Ex-FBI Official Says He Was 'Deep Throat'
By GREG SANDOVAL, Associated Press Writer
SANTA ROSA, Calif. - A former
FBI official claims he was "Deep Throat," the
long-anonymous source who leaked secrets about
President Nixon's Watergate coverup to The Washington
Post, his family said Tuesday.
W. Mark Felt, 91, was second-in-command at the FBI in
the early 1970s. His claim was revealed Tuesday by
Vanity Fair magazine, and family members said they
believe his account is true.
"The family believes my grandfather, Mark Felt Sr., is
a great American hero who went well above and beyond
the call of duty at much risk to himself to save his
country from a horrible injustice," a family statement
read by grandson Nick Jones said. "We all sincerely
hope the country will see him this way as well."
Felt, who lives with his daughter Joan in Santa Rosa
and is in declining health, kept the secret even from
his family until 2002, when he confided to a friend
that he had been Post reporter Bob Woodward's source,
the magazine said.
"My grandfather is pleased he is being honored for his
role as Deep Throat with his friend Bob Woodward,"
"As he recently told my mother, `I guess people used
to think Deep Throat was a criminal, but now they
think he was a hero.'"
The Washington Post had no immediate comment on the
The existence of Deep Throat, nicknamed for a popular
porn movie of the early 1970s, was revealed in
Woodward and Carl Bernstein's best-selling book "All
the President's Men." In the hit movie based on the
book, Deep Throat was played by Hal Holbrook.
But his identity of the source whose disclosures
helped bring down the Nixon presidency remained a
Among those named over the years as Deep Throat were
Assistant Attorney General Henry Peterson, deputy
White House counsel Fred Fielding, and even ABC
newswoman Diane Sawyer, who then worked in the White
House press office. Ron Ziegler, Nixon's press
secretary, White House aide Steven Bull, speechwriters
Ray Price and
Pat Buchanan, and John Dean, the White House counsel
who warned Nixon of "a cancer growing on the
presidency," also were considered candidates.
And some theorized Deep Throat wasn't a single source
at all but a composite figure.
In 1999, Felt denied he was the man.
"I would have done better," Felt told The Hartford
Courant. "I would have been more effective. Deep
Throat didn't exactly bring the White House crashing
down, did he?"
In 2003, Woodward and Bernstein reached an agreement
to keep their Watergate papers at the University of
Texas at Austin.
At the time, the pair said documents naming "Deep
Throat" would be kept secure at an undisclosed
location in Washington until the source's death.
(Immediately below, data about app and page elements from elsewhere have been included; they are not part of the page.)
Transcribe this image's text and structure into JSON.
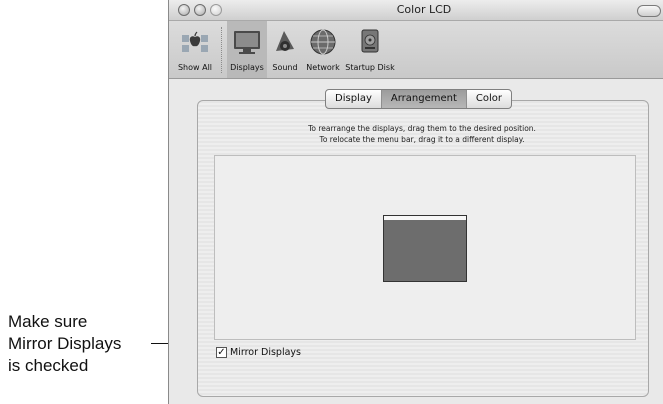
{
  "window": {
    "title": "Color LCD"
  },
  "toolbar": {
    "items": [
      {
        "label": "Show All",
        "icon": "apple-icon"
      },
      {
        "label": "Displays",
        "icon": "display-icon"
      },
      {
        "label": "Sound",
        "icon": "speaker-icon"
      },
      {
        "label": "Network",
        "icon": "globe-icon"
      },
      {
        "label": "Startup Disk",
        "icon": "disk-icon"
      }
    ],
    "selected": "Displays"
  },
  "tabs": [
    {
      "label": "Display"
    },
    {
      "label": "Arrangement"
    },
    {
      "label": "Color"
    }
  ],
  "active_tab": "Arrangement",
  "instructions": {
    "line1": "To rearrange the displays, drag them to the desired position.",
    "line2": "To relocate the menu bar, drag it to a different display."
  },
  "mirror": {
    "label": "Mirror Displays",
    "checked": true
  },
  "callout": {
    "line1": "Make sure",
    "line2": "Mirror Displays",
    "line3": "is checked"
  }
}
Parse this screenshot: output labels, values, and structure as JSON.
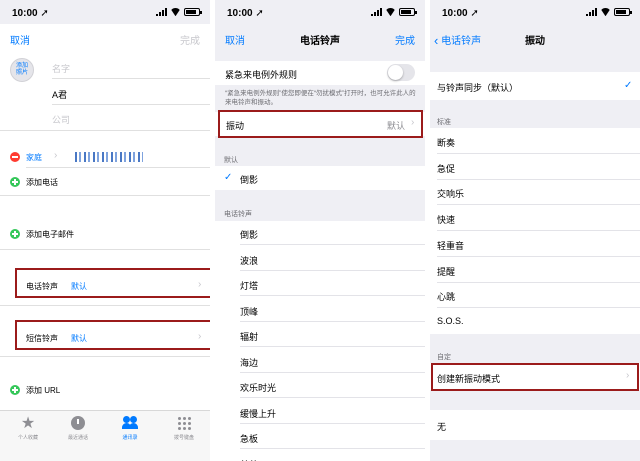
{
  "status": {
    "time": "10:00",
    "loc": "➚"
  },
  "p1": {
    "cancel": "取消",
    "done": "完成",
    "avatar": "添加照片",
    "first_name_ph": "名字",
    "last_name": "A君",
    "company_ph": "公司",
    "phone_label": "家庭",
    "add_phone": "添加电话",
    "add_email": "添加电子邮件",
    "ringtone_label": "电话铃声",
    "ringtone_value": "默认",
    "sms_label": "短信铃声",
    "sms_value": "默认",
    "add_url": "添加 URL",
    "tabs": [
      {
        "label": "个人收藏"
      },
      {
        "label": "最近通话"
      },
      {
        "label": "通讯录"
      },
      {
        "label": "拨号键盘"
      }
    ]
  },
  "p2": {
    "cancel": "取消",
    "title": "电话铃声",
    "done": "完成",
    "emergency": "紧急来电例外规则",
    "emergency_note": "“紧急来电例外规则”使您即便在“勿扰模式”打开时，也可允许此人的来电铃声和振动。",
    "vibration_label": "振动",
    "vibration_value": "默认",
    "default_header": "默认",
    "default_item": "倒影",
    "ringtones_header": "电话铃声",
    "ringtones": [
      "倒影",
      "波浪",
      "灯塔",
      "顶峰",
      "辐射",
      "海边",
      "欢乐时光",
      "缓慢上升",
      "急板",
      "煎茶"
    ]
  },
  "p3": {
    "back": "电话铃声",
    "title": "振动",
    "sync": "与铃声同步（默认）",
    "standard_header": "标准",
    "standard": [
      "断奏",
      "急促",
      "交响乐",
      "快速",
      "轻重音",
      "提醒",
      "心跳",
      "S.O.S."
    ],
    "custom_header": "自定",
    "create": "创建新振动模式",
    "none": "无"
  }
}
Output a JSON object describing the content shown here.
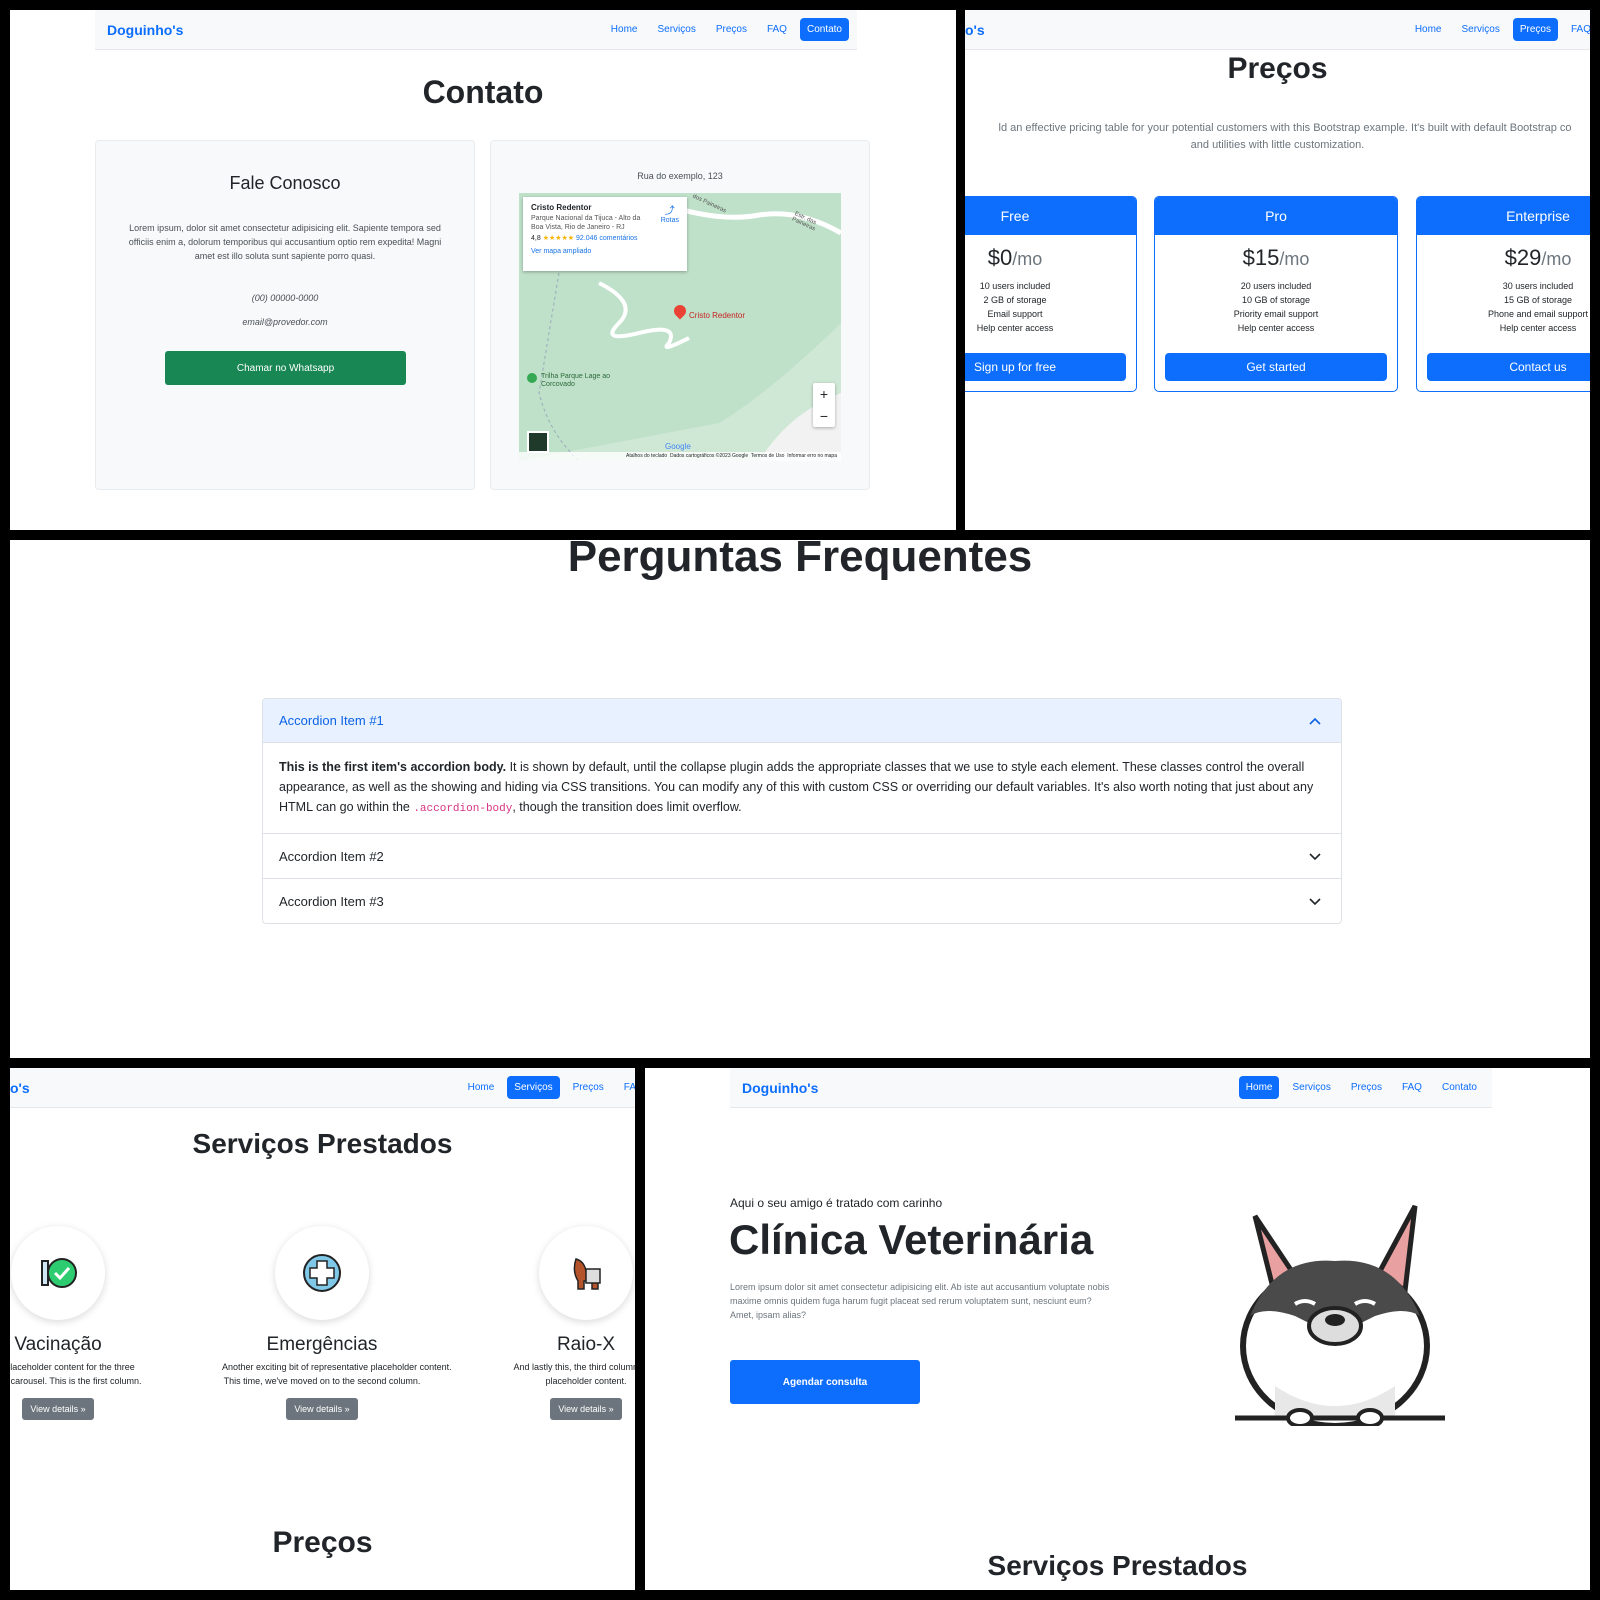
{
  "nav": {
    "brand": "Doguinho's",
    "brand_partial": "o's",
    "home": "Home",
    "servicos": "Serviços",
    "precos": "Preços",
    "faq": "FAQ",
    "contato": "Contato",
    "faq_partial": "FAQ",
    "faq_partial2": "FA"
  },
  "contato": {
    "title": "Contato",
    "card_title": "Fale Conosco",
    "text": "Lorem ipsum, dolor sit amet consectetur adipisicing elit. Sapiente tempora sed officiis enim a, dolorum temporibus qui accusantium optio rem expedita! Magni amet est illo soluta sunt sapiente porro quasi.",
    "phone": "(00) 00000-0000",
    "email": "email@provedor.com",
    "whatsapp_button": "Chamar no Whatsapp",
    "address": "Rua do exemplo, 123",
    "map": {
      "place_name": "Cristo Redentor",
      "place_address": "Parque Nacional da Tijuca - Alto da Boa Vista, Rio de Janeiro - RJ",
      "rating": "4,8",
      "stars": "★★★★★",
      "reviews": "92.046 comentários",
      "larger_map": "Ver mapa ampliado",
      "routes": "Rotas",
      "pin_label": "Cristo Redentor",
      "trail_label": "Trilha Parque Lage ao Corcovado",
      "road_label_1": "dos Paineiras",
      "road_label_2": "Estr. das Paineiras",
      "zoom_in": "+",
      "zoom_out": "−",
      "google": "Google",
      "footer_keys": "Atalhos do teclado",
      "footer_data": "Dados cartográficos ©2023 Google",
      "footer_terms": "Termos de Uso",
      "footer_report": "Informar erro no mapa"
    }
  },
  "precos": {
    "title": "Preços",
    "lead_1": "ld an effective pricing table for your potential customers with this Bootstrap example. It's built with default Bootstrap co",
    "lead_2": "and utilities with little customization.",
    "plans": [
      {
        "name": "Free",
        "price": "$0",
        "per": "/mo",
        "features": [
          "10 users included",
          "2 GB of storage",
          "Email support",
          "Help center access"
        ],
        "button": "Sign up for free"
      },
      {
        "name": "Pro",
        "price": "$15",
        "per": "/mo",
        "features": [
          "20 users included",
          "10 GB of storage",
          "Priority email support",
          "Help center access"
        ],
        "button": "Get started"
      },
      {
        "name": "Enterprise",
        "price": "$29",
        "per": "/mo",
        "features": [
          "30 users included",
          "15 GB of storage",
          "Phone and email support",
          "Help center access"
        ],
        "button": "Contact us"
      }
    ]
  },
  "faq": {
    "title": "Perguntas Frequentes",
    "items": [
      {
        "label": "Accordion Item #1"
      },
      {
        "label": "Accordion Item #2"
      },
      {
        "label": "Accordion Item #3"
      }
    ],
    "body_strong": "This is the first item's accordion body.",
    "body_text_1": " It is shown by default, until the collapse plugin adds the appropriate classes that we use to style each element. These classes control the overall appearance, as well as the showing and hiding via CSS transitions. You can modify any of this with custom CSS or overriding our default variables. It's also worth noting that just about any HTML can go within the ",
    "body_code": ".accordion-body",
    "body_text_2": ", though the transition does limit overflow."
  },
  "servicos": {
    "title": "Serviços Prestados",
    "items": [
      {
        "name": "Vacinação",
        "line1": "tative placeholder content for the three",
        "line2": "elow the carousel. This is the first column.",
        "button": "View details »"
      },
      {
        "name": "Emergências",
        "line1": "Another exciting bit of representative placeholder content.",
        "line2": "This time, we've moved on to the second column.",
        "button": "View details »"
      },
      {
        "name": "Raio-X",
        "line1": "And lastly this, the third column of re",
        "line2": "placeholder content.",
        "button": "View details »"
      }
    ],
    "next_section": "Preços"
  },
  "home": {
    "tagline": "Aqui o seu amigo é tratado com carinho",
    "title": "Clínica Veterinária",
    "text": "Lorem ipsum dolor sit amet consectetur adipisicing elit. Ab iste aut accusantium voluptate nobis maxime omnis quidem fuga harum fugit placeat sed rerum voluptatem sunt, nesciunt eum? Amet, ipsam alias?",
    "button": "Agendar consulta",
    "next_section": "Serviços Prestados"
  },
  "colors": {
    "primary": "#0d6efd",
    "success": "#198754",
    "secondary": "#6c757d"
  }
}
MSNBC quoted Bernstein as saying Tuesday that he and
Woodward would stick to their pledge not to say
anything until Deep Throat dies.
In the family statement, Jones said his grandfather
believes "the men and women of the FBI who have put
their lives at risk for more than 50 years to keep
this country safe deserve recognition more than he."
"On behalf of the Felt family we hope you see him as
worthy of honor and respect as we do," Jones said.
Associated Press writer Larry McShane in New York
contributed to this report.